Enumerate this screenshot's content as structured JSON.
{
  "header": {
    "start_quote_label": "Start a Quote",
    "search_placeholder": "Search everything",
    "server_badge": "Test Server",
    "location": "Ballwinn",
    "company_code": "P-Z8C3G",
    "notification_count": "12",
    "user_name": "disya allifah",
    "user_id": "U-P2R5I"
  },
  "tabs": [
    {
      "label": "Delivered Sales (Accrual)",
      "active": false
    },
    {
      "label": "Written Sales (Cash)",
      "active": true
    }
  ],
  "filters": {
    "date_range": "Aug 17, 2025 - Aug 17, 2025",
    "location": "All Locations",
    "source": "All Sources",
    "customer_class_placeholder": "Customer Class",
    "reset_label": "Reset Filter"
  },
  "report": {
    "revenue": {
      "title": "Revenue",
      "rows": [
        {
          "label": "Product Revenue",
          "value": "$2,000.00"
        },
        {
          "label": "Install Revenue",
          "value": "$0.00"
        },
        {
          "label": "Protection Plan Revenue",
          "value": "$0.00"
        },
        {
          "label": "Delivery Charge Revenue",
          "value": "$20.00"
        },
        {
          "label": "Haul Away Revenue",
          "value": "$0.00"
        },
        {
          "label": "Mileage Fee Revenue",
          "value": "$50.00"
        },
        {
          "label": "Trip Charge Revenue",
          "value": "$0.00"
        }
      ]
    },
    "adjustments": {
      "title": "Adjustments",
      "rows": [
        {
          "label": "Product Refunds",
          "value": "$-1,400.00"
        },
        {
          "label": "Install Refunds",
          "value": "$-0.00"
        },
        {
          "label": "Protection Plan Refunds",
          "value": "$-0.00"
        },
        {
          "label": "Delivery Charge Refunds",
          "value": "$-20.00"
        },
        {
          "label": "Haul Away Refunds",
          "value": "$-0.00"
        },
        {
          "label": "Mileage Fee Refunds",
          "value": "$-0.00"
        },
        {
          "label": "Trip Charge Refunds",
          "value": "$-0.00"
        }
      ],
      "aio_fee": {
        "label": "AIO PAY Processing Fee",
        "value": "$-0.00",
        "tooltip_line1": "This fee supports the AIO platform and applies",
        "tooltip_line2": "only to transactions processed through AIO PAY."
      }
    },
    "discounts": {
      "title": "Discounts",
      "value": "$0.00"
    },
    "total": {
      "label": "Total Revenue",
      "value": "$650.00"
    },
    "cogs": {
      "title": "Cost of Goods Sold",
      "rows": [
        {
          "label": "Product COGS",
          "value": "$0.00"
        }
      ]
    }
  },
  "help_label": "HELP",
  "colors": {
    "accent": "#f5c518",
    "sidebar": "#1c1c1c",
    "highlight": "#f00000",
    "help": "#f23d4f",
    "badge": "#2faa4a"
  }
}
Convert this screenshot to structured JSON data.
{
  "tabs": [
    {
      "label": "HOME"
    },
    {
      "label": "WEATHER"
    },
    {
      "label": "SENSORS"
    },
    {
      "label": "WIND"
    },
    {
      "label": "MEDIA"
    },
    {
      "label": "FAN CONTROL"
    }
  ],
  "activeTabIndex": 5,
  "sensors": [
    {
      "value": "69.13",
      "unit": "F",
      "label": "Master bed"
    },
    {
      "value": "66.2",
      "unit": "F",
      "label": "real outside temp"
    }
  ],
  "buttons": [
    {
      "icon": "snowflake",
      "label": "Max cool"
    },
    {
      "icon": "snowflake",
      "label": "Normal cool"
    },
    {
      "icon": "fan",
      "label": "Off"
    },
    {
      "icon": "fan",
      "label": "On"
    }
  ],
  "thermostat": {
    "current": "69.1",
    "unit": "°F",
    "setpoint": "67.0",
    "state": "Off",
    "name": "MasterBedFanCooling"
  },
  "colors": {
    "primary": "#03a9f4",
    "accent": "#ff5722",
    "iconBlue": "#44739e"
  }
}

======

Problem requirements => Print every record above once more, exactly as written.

Problem solution =>
Enumerate this screenshot's content as structured JSON.
{
  "header": {
    "start_quote_label": "Start a Quote",
    "search_placeholder": "Search everything",
    "server_badge": "Test Server",
    "location": "Ballwinn",
    "company_code": "P-Z8C3G",
    "notification_count": "12",
    "user_name": "disya allifah",
    "user_id": "U-P2R5I"
  },
  "tabs": [
    {
      "label": "Delivered Sales (Accrual)",
      "active": false
    },
    {
      "label": "Written Sales (Cash)",
      "active": true
    }
  ],
  "filters": {
    "date_range": "Aug 17, 2025 - Aug 17, 2025",
    "location": "All Locations",
    "source": "All Sources",
    "customer_class_placeholder": "Customer Class",
    "reset_label": "Reset Filter"
  },
  "report": {
    "revenue": {
      "title": "Revenue",
      "rows": [
        {
          "label": "Product Revenue",
          "value": "$2,000.00"
        },
        {
          "label": "Install Revenue",
          "value": "$0.00"
        },
        {
          "label": "Protection Plan Revenue",
          "value": "$0.00"
        },
        {
          "label": "Delivery Charge Revenue",
          "value": "$20.00"
        },
        {
          "label": "Haul Away Revenue",
          "value": "$0.00"
        },
        {
          "label": "Mileage Fee Revenue",
          "value": "$50.00"
        },
        {
          "label": "Trip Charge Revenue",
          "value": "$0.00"
        }
      ]
    },
    "adjustments": {
      "title": "Adjustments",
      "rows": [
        {
          "label": "Product Refunds",
          "value": "$-1,400.00"
        },
        {
          "label": "Install Refunds",
          "value": "$-0.00"
        },
        {
          "label": "Protection Plan Refunds",
          "value": "$-0.00"
        },
        {
          "label": "Delivery Charge Refunds",
          "value": "$-20.00"
        },
        {
          "label": "Haul Away Refunds",
          "value": "$-0.00"
        },
        {
          "label": "Mileage Fee Refunds",
          "value": "$-0.00"
        },
        {
          "label": "Trip Charge Refunds",
          "value": "$-0.00"
        }
      ],
      "aio_fee": {
        "label": "AIO PAY Processing Fee",
        "value": "$-0.00",
        "tooltip_line1": "This fee supports the AIO platform and applies",
        "tooltip_line2": "only to transactions processed through AIO PAY."
      }
    },
    "discounts": {
      "title": "Discounts",
      "value": "$0.00"
    },
    "total": {
      "label": "Total Revenue",
      "value": "$650.00"
    },
    "cogs": {
      "title": "Cost of Goods Sold",
      "rows": [
        {
          "label": "Product COGS",
          "value": "$0.00"
        }
      ]
    }
  },
  "help_label": "HELP",
  "colors": {
    "accent": "#f5c518",
    "sidebar": "#1c1c1c",
    "highlight": "#f00000",
    "help": "#f23d4f",
    "badge": "#2faa4a"
  }
}
Convert this screenshot to structured JSON data.
{
  "tabs": [
    {
      "label": "HOME"
    },
    {
      "label": "WEATHER"
    },
    {
      "label": "SENSORS"
    },
    {
      "label": "WIND"
    },
    {
      "label": "MEDIA"
    },
    {
      "label": "FAN CONTROL"
    }
  ],
  "activeTabIndex": 5,
  "sensors": [
    {
      "value": "69.13",
      "unit": "F",
      "label": "Master bed"
    },
    {
      "value": "66.2",
      "unit": "F",
      "label": "real outside temp"
    }
  ],
  "buttons": [
    {
      "icon": "snowflake",
      "label": "Max cool"
    },
    {
      "icon": "snowflake",
      "label": "Normal cool"
    },
    {
      "icon": "fan",
      "label": "Off"
    },
    {
      "icon": "fan",
      "label": "On"
    }
  ],
  "thermostat": {
    "current": "69.1",
    "unit": "°F",
    "setpoint": "67.0",
    "state": "Off",
    "name": "MasterBedFanCooling"
  },
  "colors": {
    "primary": "#03a9f4",
    "accent": "#ff5722",
    "iconBlue": "#44739e"
  }
}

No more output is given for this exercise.